“Partners Group are no mugs,” says Jon Cox, an analyst at Kepler Cheuvreux. “Kern gets what younger watch buyers in that price point are interested in — style, style, style. And the nod to environmentalism also goes down well.”
Kern may have invested heavily in boutiques, but he continues to develop Breitling’s third-party retailer network, as well. Brian Duffy, chief executive of Watches of Switzerland Group, which operates 10 Breitling boutiques in the UK and US, says Kern’s repositioning of the brand has been good for his business. “Group sales of Breitling watches are up 212 per cent over the past five years,” he notes.
“Georges has great vision and huge energy,” adds Duffy. “And he’s much more comfortable using his skills in a brand situation than he is managing a portfolio — he’s less a corporate guy and more a make-it-happen guy.”

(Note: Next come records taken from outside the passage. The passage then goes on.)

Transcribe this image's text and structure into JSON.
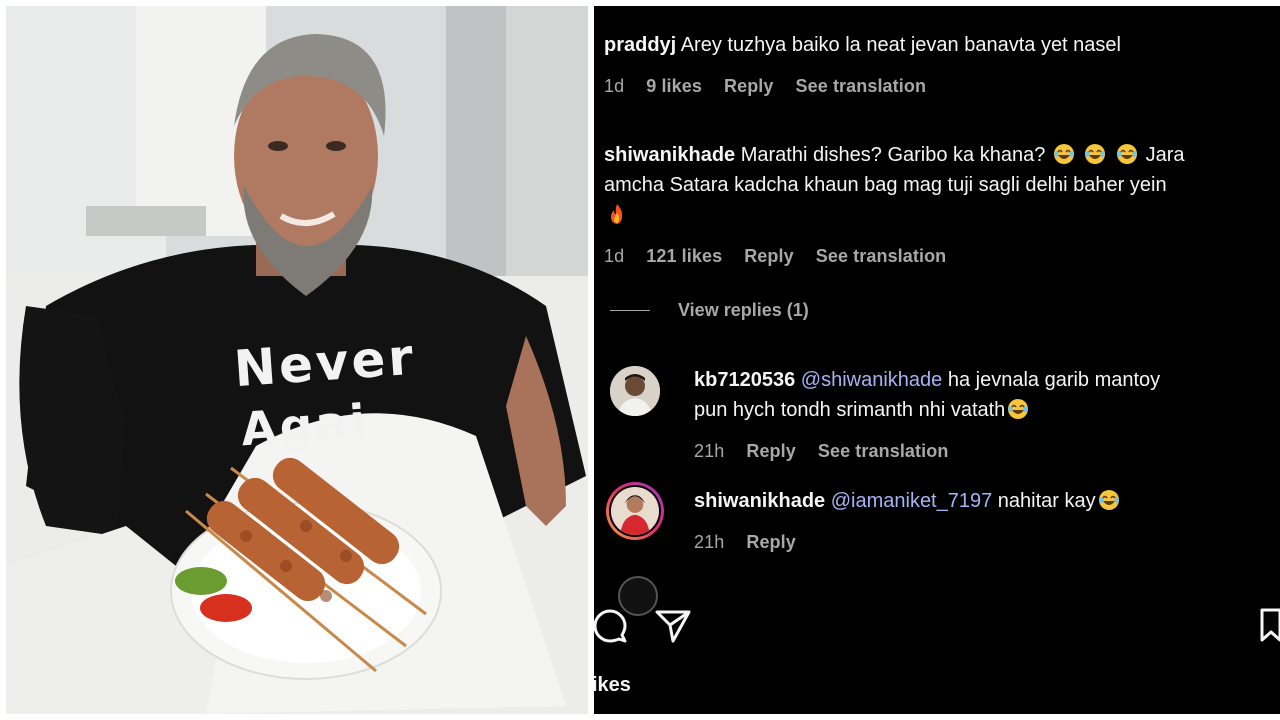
{
  "photo": {
    "shirt_text_line1": "Never",
    "shirt_text_line2": "Agai"
  },
  "comments": [
    {
      "username": "praddyj",
      "text": "Arey tuzhya baiko la neat jevan banavta yet nasel",
      "time": "1d",
      "likes": "9 likes",
      "reply_label": "Reply",
      "translate_label": "See translation"
    },
    {
      "username": "shiwanikhade",
      "text_line1": "Marathi dishes? Garibo ka khana?",
      "text_line1_after": "Jara",
      "text_line2": "amcha Satara kadcha khaun bag mag tuji sagli delhi baher yein",
      "time": "1d",
      "likes": "121 likes",
      "reply_label": "Reply",
      "translate_label": "See translation"
    }
  ],
  "view_replies": "View replies (1)",
  "replies": [
    {
      "username": "kb7120536",
      "mention": "@shiwanikhade",
      "text_line1": "ha jevnala garib mantoy",
      "text_line2": "pun hych tondh srimanth nhi vatath",
      "time": "21h",
      "reply_label": "Reply",
      "translate_label": "See translation"
    },
    {
      "username": "shiwanikhade",
      "mention": "@iamaniket_7197",
      "text": "nahitar kay",
      "time": "21h",
      "reply_label": "Reply"
    }
  ],
  "bottom": {
    "likes_partial": "ikes"
  },
  "icons": {
    "comment": "comment-bubble-icon",
    "share": "paper-plane-icon",
    "save": "bookmark-icon",
    "laugh": "tears-of-joy-emoji",
    "fire": "fire-emoji"
  },
  "colors": {
    "background": "#000000",
    "text": "#f5f5f5",
    "secondary": "#a8a8a8",
    "mention": "#a4b4f5"
  }
}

As if to make the point, Kern posted a video last month on LinkedIn from an antiwar march where he was demonstrating against Russia’s invasion of Ukraine.
Asked about his plans and whether CVC intends to sell the business, Kern is non-committal. “I don’t know whether there will be an IPO,” he says.
But analysts expect one. “I would not rule out an IPO at some point in the future,” says Cox, “although [for investors] only having one brand may be more of risk than being part of a larger portfolio, in terms of investment profile.”
Kern expects his business to continue growing. “Luxury will become more and more popular and there will be hundreds of millions of people able to buy luxury,” he says. But not everyone will profit, he adds.
“Because of globalisation, people are all buying the same things. There will be six or seven [watch] brands making 80 per cent of the turnover.”
Looking back on his move in 2017, Kern says he has only one regret. “I should have done it earlier,” he says. And his ambitions are undiminished. “When you do stuff, you want to have fun, intellectual satisfaction — and you want to win,” he says.